(Stored entries)
>>>
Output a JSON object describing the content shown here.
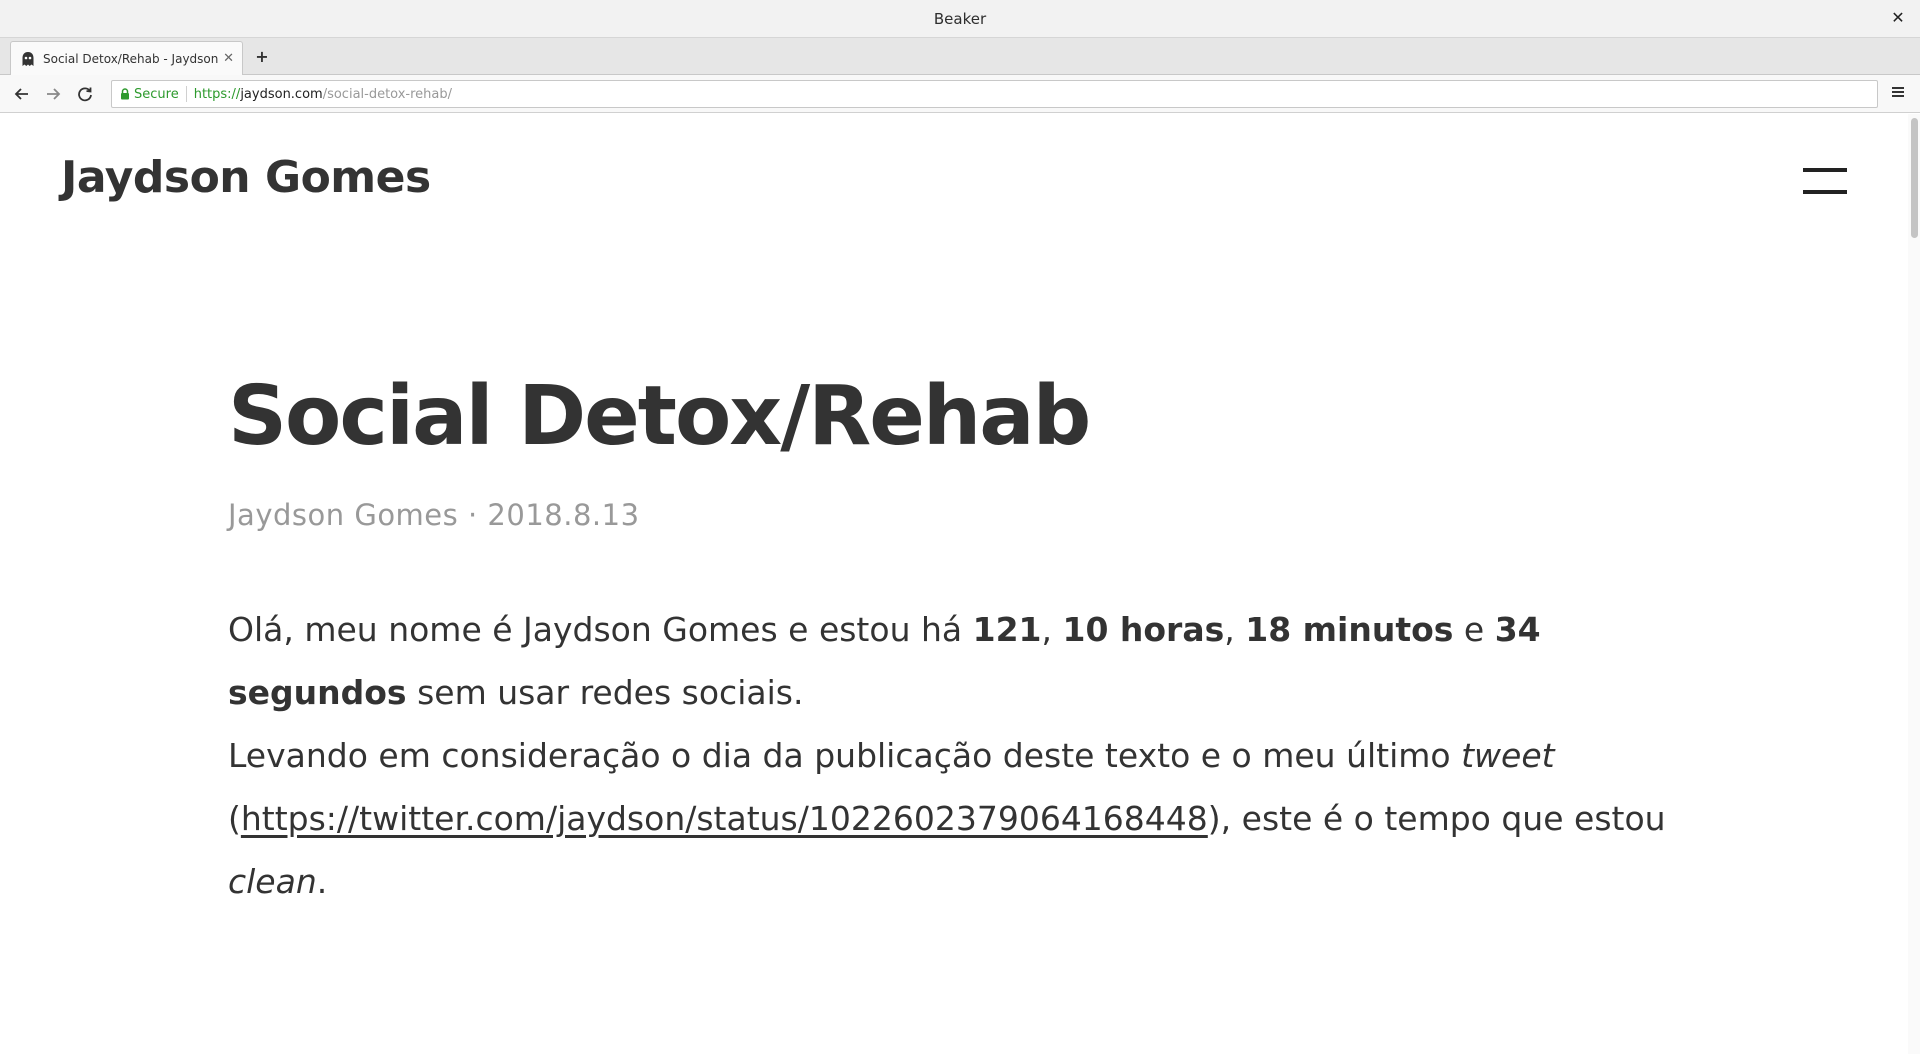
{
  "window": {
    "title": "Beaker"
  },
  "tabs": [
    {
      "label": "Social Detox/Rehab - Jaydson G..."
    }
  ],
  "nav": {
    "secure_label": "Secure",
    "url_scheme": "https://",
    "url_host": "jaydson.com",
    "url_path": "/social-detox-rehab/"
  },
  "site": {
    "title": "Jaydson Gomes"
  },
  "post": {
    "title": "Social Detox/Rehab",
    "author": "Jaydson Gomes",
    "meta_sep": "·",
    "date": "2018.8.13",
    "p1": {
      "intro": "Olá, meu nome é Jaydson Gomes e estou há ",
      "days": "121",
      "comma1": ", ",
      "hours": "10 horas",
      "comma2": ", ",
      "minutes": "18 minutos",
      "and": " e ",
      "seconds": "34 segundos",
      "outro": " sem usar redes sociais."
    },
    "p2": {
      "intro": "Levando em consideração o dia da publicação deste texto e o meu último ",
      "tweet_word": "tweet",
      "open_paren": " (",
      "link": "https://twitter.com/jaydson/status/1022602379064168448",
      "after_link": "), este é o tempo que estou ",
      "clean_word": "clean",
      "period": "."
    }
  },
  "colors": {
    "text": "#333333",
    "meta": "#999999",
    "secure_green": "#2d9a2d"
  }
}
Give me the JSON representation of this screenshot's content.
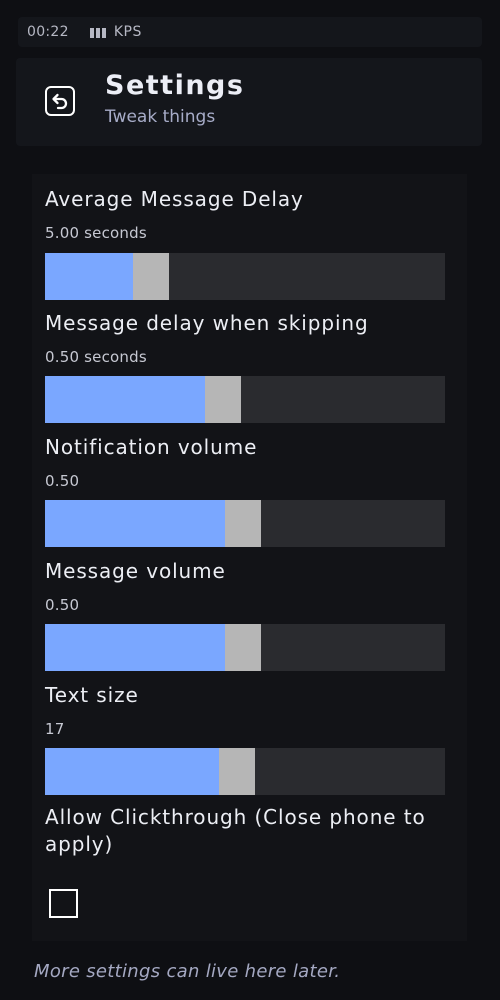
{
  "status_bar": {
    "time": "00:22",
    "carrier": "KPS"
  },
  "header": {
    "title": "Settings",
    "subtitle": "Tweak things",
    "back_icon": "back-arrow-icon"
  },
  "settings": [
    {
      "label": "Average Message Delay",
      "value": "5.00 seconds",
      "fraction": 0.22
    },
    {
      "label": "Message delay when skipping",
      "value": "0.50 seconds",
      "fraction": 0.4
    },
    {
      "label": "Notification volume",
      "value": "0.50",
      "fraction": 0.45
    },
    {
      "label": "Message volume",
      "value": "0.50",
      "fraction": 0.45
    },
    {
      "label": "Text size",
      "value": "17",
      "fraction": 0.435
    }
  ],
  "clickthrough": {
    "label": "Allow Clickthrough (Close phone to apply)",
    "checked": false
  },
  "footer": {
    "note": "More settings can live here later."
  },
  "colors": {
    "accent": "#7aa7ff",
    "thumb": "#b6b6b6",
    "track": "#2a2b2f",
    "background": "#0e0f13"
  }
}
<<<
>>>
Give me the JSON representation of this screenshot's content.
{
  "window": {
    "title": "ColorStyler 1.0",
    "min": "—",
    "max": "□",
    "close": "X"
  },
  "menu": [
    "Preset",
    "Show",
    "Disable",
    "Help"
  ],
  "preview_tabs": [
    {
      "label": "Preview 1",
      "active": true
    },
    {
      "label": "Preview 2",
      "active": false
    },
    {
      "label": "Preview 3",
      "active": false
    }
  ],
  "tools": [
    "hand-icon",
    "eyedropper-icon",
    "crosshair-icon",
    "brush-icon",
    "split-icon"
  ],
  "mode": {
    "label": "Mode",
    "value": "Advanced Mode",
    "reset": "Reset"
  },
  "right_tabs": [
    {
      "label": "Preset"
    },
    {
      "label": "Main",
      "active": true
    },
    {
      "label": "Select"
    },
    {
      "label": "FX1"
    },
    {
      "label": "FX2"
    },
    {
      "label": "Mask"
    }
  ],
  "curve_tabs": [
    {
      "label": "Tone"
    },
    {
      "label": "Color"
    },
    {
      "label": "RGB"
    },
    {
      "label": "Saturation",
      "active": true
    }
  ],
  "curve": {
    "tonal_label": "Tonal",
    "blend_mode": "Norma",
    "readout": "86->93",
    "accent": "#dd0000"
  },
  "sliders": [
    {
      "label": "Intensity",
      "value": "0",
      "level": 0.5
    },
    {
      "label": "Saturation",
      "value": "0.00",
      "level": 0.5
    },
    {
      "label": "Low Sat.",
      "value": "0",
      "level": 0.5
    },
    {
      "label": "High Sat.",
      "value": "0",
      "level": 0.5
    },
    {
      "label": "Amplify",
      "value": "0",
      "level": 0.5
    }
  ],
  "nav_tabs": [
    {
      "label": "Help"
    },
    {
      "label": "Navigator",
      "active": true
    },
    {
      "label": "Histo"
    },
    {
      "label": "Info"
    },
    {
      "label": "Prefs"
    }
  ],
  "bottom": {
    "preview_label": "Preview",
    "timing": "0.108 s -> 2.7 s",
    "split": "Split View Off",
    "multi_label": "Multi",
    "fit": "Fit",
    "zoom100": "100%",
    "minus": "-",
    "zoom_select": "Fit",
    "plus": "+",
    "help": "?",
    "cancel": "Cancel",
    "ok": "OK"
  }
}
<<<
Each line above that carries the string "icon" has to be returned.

    "back_icon": "back-arrow-icon"
    "hand-icon",
    "eyedropper-icon",
    "crosshair-icon",
    "brush-icon",
    "split-icon"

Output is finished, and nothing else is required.